The link between children’s and parents’ food choices
A recent study by an Australian researcher that suggest that children tend to make food choices following their parents’ example even at an early age – as early as 5 in fact. The study was conducted through the University of Southern Australia’s Centre for Nutritional Physiology and was entitled Parental Attitudes and Nutrition Knowledge.
The researcher conducted a survey of 200 children age 5 to 6 years old about their food choices using picture cues and compared the results with surveys conducted with their parents.
The results showed that there is a strong positive link between parent’s nutritional knowledge and children’s food choices. In addition, even 5-year olds seem to be able to know the difference between healthy and unhealthy food choices based on their experiences at home.
As the researcher pointed out, parenting cannot be learned from the books and comes with many different roles – including that of a nutritionist/dietitian, a teacher and well – a good role model.
We’ve been lucky so far. Our twin boys will be turning 6 this year and they are so easy going when it comes to eating. Sometimes when I see how fussy about food some of my friends’ children can be, I really wonder what I and my husband did right except perhaps by just being ourselves – uncomplicated eaters with a strong inclination towards good nutrition and a strong aversion against fast food.
I remember when my nephews were growing up and the hard time my sister had in getting them to eat anything at all except fast food. For her two boys, the terms “food” and “eating” get response like “Oh, no! Not again!” as if the act of eating was a punishment. This changed as soon as they reached puberty but mealtimes during early years were quite tiring for both parents and children alike.
But it’s not only about eating as such but also about what my kids like to eat that sometimes surprises me. They are the only kids I know who would say “yummy” over a platter of vegetable cuts or a bowl of fruit salad, specifically request for a lunch of rice, broccoli soup and fish and are crazy about smelly French cheese. We (me and my husband) do set a good example but so did my sister. So do friends whose 6-year old girl would touch neither fruit nor vegetable.
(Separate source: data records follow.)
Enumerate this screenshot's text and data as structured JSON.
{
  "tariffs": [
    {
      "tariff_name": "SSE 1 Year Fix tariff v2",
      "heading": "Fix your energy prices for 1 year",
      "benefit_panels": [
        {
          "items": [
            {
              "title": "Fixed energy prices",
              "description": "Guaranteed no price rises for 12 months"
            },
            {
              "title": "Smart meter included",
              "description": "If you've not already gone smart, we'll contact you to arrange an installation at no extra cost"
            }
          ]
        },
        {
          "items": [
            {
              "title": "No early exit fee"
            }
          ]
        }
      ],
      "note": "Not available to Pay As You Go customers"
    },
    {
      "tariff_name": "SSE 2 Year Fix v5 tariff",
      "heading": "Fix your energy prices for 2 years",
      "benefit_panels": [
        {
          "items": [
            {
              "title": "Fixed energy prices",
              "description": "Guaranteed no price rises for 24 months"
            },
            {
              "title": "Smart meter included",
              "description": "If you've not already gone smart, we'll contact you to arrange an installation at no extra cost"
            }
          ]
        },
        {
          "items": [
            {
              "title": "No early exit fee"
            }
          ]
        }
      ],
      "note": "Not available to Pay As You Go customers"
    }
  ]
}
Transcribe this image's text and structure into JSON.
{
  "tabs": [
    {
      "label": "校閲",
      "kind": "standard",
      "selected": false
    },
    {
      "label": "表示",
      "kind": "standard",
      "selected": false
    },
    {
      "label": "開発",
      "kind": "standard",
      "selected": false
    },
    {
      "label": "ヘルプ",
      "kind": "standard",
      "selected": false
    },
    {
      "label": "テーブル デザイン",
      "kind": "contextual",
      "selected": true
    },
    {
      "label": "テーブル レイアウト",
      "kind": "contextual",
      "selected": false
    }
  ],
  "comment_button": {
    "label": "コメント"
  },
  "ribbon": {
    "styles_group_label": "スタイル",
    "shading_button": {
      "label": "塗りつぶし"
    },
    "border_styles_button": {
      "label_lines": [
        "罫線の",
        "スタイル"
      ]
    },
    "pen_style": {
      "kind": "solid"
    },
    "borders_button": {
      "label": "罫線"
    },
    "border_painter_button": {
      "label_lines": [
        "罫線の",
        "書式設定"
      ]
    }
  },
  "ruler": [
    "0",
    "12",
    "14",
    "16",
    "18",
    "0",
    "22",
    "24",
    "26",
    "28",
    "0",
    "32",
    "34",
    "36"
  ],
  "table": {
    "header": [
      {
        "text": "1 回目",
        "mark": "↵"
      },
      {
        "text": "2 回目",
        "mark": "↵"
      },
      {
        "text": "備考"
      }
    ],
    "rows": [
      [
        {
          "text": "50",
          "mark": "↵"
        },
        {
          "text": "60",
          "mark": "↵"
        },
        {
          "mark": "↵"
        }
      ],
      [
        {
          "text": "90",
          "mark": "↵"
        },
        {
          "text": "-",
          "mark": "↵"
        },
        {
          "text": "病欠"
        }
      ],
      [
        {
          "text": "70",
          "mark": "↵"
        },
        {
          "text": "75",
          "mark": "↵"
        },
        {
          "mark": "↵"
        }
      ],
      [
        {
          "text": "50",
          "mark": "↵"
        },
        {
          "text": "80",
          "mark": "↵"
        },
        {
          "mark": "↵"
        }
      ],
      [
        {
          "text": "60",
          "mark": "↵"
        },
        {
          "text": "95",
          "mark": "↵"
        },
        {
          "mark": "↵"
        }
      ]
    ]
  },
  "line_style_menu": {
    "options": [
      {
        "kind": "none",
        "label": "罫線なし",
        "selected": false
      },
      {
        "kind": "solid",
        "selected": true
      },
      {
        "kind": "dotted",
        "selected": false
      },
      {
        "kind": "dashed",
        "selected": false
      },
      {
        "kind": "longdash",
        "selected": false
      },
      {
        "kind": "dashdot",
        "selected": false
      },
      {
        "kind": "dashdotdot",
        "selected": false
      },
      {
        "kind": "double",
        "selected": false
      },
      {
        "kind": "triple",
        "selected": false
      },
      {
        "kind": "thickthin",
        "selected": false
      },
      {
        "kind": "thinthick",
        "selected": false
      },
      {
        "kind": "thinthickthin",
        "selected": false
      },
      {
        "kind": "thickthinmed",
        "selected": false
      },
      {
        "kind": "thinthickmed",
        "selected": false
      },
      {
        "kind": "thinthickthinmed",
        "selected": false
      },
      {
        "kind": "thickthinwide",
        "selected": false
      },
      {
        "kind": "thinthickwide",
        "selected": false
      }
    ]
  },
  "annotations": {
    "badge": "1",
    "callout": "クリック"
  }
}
So yes, parents do play a big role in influencing the eating habits of their children. But I still think there is more fussy eaters than just bad role models.
What do you think?